▶ About this exercise:
Please reproduce the full set of data below exactly.

Dataset excerpts
= Beginning of Section =
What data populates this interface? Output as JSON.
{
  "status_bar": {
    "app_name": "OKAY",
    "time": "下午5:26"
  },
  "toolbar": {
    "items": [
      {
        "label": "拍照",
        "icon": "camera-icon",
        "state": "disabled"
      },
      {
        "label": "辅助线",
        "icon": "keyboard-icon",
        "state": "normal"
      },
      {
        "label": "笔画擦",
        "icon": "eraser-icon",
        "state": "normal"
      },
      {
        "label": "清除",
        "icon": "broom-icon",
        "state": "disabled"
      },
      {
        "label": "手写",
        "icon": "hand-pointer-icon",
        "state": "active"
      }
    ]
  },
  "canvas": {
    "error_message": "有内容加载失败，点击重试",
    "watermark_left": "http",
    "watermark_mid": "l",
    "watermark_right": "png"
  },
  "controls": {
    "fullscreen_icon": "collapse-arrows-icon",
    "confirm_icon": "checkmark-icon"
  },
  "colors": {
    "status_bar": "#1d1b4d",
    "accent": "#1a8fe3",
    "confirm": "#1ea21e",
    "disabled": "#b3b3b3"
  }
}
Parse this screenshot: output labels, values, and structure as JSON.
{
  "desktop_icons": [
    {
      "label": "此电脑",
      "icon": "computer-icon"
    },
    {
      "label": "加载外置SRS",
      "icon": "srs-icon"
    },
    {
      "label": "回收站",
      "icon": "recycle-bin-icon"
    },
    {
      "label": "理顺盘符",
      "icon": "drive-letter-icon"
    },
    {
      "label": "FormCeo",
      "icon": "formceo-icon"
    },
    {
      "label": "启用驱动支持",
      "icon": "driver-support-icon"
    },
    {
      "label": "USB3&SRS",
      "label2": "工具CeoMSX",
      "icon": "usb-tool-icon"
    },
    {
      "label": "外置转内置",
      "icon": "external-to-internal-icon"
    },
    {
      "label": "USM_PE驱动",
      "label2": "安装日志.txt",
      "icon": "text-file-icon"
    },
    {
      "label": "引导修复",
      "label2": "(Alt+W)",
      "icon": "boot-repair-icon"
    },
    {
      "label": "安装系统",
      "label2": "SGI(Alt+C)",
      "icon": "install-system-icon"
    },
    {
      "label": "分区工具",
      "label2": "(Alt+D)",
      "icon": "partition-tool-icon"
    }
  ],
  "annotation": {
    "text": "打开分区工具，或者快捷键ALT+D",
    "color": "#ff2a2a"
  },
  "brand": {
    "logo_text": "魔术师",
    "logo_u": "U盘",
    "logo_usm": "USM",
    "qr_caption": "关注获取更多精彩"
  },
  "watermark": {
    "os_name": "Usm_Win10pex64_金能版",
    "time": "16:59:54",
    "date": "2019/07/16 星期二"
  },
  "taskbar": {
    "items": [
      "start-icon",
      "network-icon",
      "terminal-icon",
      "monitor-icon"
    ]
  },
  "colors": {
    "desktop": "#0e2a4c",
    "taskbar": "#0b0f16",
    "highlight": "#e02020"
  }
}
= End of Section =
▶ Answer to this problem:
What data populates this interface? Output as JSON.
{
  "status_bar": {
    "app_name": "OKAY",
    "time": "下午5:26"
  },
  "toolbar": {
    "items": [
      {
        "label": "拍照",
        "icon": "camera-icon",
        "state": "disabled"
      },
      {
        "label": "辅助线",
        "icon": "keyboard-icon",
        "state": "normal"
      },
      {
        "label": "笔画擦",
        "icon": "eraser-icon",
        "state": "normal"
      },
      {
        "label": "清除",
        "icon": "broom-icon",
        "state": "disabled"
      },
      {
        "label": "手写",
        "icon": "hand-pointer-icon",
        "state": "active"
      }
    ]
  },
  "canvas": {
    "error_message": "有内容加载失败，点击重试",
    "watermark_left": "http",
    "watermark_mid": "l",
    "watermark_right": "png"
  },
  "controls": {
    "fullscreen_icon": "collapse-arrows-icon",
    "confirm_icon": "checkmark-icon"
  },
  "colors": {
    "status_bar": "#1d1b4d",
    "accent": "#1a8fe3",
    "confirm": "#1ea21e",
    "disabled": "#b3b3b3"
  }
}
Parse this screenshot: output labels, values, and structure as JSON.
{
  "desktop_icons": [
    {
      "label": "此电脑",
      "icon": "computer-icon"
    },
    {
      "label": "加载外置SRS",
      "icon": "srs-icon"
    },
    {
      "label": "回收站",
      "icon": "recycle-bin-icon"
    },
    {
      "label": "理顺盘符",
      "icon": "drive-letter-icon"
    },
    {
      "label": "FormCeo",
      "icon": "formceo-icon"
    },
    {
      "label": "启用驱动支持",
      "icon": "driver-support-icon"
    },
    {
      "label": "USB3&SRS",
      "label2": "工具CeoMSX",
      "icon": "usb-tool-icon"
    },
    {
      "label": "外置转内置",
      "icon": "external-to-internal-icon"
    },
    {
      "label": "USM_PE驱动",
      "label2": "安装日志.txt",
      "icon": "text-file-icon"
    },
    {
      "label": "引导修复",
      "label2": "(Alt+W)",
      "icon": "boot-repair-icon"
    },
    {
      "label": "安装系统",
      "label2": "SGI(Alt+C)",
      "icon": "install-system-icon"
    },
    {
      "label": "分区工具",
      "label2": "(Alt+D)",
      "icon": "partition-tool-icon"
    }
  ],
  "annotation": {
    "text": "打开分区工具，或者快捷键ALT+D",
    "color": "#ff2a2a"
  },
  "brand": {
    "logo_text": "魔术师",
    "logo_u": "U盘",
    "logo_usm": "USM",
    "qr_caption": "关注获取更多精彩"
  },
  "watermark": {
    "os_name": "Usm_Win10pex64_金能版",
    "time": "16:59:54",
    "date": "2019/07/16 星期二"
  },
  "taskbar": {
    "items": [
      "start-icon",
      "network-icon",
      "terminal-icon",
      "monitor-icon"
    ]
  },
  "colors": {
    "desktop": "#0e2a4c",
    "taskbar": "#0b0f16",
    "highlight": "#e02020"
  }
}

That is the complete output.